Neonatal convulsions pose a unique challenge to the treating physician, both at the diagnostic and therapeutic level. Approximately 3% of the children admitted to a neonatal intensive care setting are diagnosed with convulsions (Nunes et al, Arq Neuropsiquiatr 2008). This frequency is probably an underestimation because subtle seizures might remain undiagnosed. By far (50%), convulsions are seen in the global setting of hypoxic–ischaemic encephalopathy, but in a substantial proportion of the children, aetiology in the neonatal phase is not found. In those infants, a systematic search for metabolic and genetic causes should be started as soon as possible.
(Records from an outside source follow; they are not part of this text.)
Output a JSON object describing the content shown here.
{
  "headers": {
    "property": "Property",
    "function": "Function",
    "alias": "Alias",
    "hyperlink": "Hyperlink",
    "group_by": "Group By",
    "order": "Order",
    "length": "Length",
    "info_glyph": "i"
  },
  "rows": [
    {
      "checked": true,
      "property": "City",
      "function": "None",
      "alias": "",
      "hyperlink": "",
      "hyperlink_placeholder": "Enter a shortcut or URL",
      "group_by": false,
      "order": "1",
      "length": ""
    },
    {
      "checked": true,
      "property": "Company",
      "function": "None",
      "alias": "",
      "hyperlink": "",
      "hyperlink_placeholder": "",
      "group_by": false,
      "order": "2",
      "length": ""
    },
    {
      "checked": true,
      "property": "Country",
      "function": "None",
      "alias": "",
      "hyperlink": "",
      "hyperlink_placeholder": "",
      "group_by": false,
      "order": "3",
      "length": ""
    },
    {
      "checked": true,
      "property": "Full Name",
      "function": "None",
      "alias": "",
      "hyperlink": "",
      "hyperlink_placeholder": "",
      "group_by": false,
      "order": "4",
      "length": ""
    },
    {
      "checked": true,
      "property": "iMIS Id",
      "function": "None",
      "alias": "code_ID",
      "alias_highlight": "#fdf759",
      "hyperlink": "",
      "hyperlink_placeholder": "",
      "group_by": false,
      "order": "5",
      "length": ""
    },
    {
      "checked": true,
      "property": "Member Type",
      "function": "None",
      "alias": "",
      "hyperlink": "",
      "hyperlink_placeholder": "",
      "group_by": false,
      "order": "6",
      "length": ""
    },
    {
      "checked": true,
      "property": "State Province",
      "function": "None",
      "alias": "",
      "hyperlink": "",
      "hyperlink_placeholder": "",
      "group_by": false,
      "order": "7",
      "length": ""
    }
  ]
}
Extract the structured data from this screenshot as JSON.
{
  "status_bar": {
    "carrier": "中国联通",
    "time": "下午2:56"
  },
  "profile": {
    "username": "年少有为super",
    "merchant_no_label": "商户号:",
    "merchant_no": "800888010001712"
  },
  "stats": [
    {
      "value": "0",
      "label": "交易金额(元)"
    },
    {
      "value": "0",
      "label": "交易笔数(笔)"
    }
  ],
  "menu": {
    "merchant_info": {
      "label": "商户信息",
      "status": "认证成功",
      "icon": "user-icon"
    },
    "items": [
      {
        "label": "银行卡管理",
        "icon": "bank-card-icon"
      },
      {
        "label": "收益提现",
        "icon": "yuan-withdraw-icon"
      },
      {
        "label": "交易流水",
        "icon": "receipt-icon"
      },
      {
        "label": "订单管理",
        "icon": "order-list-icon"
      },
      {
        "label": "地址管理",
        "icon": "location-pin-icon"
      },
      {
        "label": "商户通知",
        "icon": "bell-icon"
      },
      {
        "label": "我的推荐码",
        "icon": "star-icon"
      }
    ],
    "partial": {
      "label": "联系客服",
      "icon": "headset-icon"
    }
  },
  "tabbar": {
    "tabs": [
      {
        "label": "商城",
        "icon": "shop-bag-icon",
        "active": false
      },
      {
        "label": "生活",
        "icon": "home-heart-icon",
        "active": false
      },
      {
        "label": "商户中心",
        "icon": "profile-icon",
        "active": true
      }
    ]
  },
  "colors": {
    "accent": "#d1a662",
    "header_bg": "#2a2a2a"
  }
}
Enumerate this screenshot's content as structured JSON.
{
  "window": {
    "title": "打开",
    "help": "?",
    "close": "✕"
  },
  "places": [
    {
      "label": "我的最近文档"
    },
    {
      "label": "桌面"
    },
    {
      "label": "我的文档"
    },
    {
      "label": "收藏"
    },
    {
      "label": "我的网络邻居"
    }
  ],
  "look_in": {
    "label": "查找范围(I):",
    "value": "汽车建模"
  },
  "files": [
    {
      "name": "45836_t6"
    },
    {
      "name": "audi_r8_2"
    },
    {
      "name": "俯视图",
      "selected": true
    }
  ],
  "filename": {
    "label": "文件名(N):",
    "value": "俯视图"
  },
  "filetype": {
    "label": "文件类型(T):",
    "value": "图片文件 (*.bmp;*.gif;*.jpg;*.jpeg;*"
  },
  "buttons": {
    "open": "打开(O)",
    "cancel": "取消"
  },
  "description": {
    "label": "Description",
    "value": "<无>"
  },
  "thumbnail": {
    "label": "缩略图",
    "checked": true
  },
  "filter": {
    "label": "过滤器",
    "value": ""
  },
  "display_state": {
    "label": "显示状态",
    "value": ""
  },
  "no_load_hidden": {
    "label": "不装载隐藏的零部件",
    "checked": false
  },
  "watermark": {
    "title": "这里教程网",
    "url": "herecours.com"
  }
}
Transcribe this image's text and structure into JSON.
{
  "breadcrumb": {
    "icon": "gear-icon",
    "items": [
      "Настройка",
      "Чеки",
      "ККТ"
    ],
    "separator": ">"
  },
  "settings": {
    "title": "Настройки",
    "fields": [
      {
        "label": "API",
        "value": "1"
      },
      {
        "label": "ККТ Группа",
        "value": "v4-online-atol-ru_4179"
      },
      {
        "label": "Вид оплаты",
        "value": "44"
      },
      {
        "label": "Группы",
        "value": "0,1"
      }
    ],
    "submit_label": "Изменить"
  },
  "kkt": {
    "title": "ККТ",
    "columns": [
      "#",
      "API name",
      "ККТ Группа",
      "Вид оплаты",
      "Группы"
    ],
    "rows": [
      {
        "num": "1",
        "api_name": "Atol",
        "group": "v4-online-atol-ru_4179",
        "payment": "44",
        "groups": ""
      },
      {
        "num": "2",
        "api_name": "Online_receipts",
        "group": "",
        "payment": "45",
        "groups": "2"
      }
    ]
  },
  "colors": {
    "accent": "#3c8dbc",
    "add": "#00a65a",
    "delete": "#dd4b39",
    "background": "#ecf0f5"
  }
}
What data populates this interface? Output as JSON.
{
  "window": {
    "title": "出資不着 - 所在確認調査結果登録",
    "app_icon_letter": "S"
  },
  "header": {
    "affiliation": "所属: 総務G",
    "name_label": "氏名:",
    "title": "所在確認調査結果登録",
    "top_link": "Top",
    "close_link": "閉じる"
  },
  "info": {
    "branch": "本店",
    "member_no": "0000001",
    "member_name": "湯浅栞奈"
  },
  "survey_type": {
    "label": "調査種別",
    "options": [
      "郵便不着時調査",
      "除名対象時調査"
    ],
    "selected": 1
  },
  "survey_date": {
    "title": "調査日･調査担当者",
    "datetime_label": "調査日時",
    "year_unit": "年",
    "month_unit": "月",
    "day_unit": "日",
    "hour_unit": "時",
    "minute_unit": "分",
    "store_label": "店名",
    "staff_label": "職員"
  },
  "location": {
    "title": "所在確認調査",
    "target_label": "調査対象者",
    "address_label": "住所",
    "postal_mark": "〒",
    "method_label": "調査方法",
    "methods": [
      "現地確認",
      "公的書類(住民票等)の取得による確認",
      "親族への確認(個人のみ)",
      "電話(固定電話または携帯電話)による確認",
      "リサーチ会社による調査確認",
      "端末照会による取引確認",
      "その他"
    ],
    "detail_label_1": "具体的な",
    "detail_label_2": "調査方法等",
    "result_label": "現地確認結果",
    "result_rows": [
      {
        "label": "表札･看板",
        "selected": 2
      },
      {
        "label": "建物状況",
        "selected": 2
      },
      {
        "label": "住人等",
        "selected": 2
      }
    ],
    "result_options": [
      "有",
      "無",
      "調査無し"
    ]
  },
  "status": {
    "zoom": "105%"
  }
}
In particular, metabolic causes should be ruled out, because early treatment is sometimes the only way to stop cognitive deterioration. Also, it becomes clear that channelopathies can present in early life with convulsions (Lagae, Eur J Ped 2008).
From the diagnostic point of view, many advances have been made with bedside amplitude-integrated EEG systems. Although these systems are very useful in the detection of seizures, they do not allow for a precise classification of the seizures. A combination of amplitude-integrated systems with conventional EEG remains the ultimate standard for epileptologists (see Shellhaas et al, J Paediatr 2008).
Treatment is another hot debate. It is widely recognised that both phenobarbital and phenytoin could still be considered as first line drugs. Lidocaine and benzodiazepines (midazolam) are often used by neonatologists, whereas the “classic” anti-epileptic drugs (valproate, topiramate and levetiracetam) are advocated more by paediatric neurologists (Bassan H et al, Paed Neurol 2008).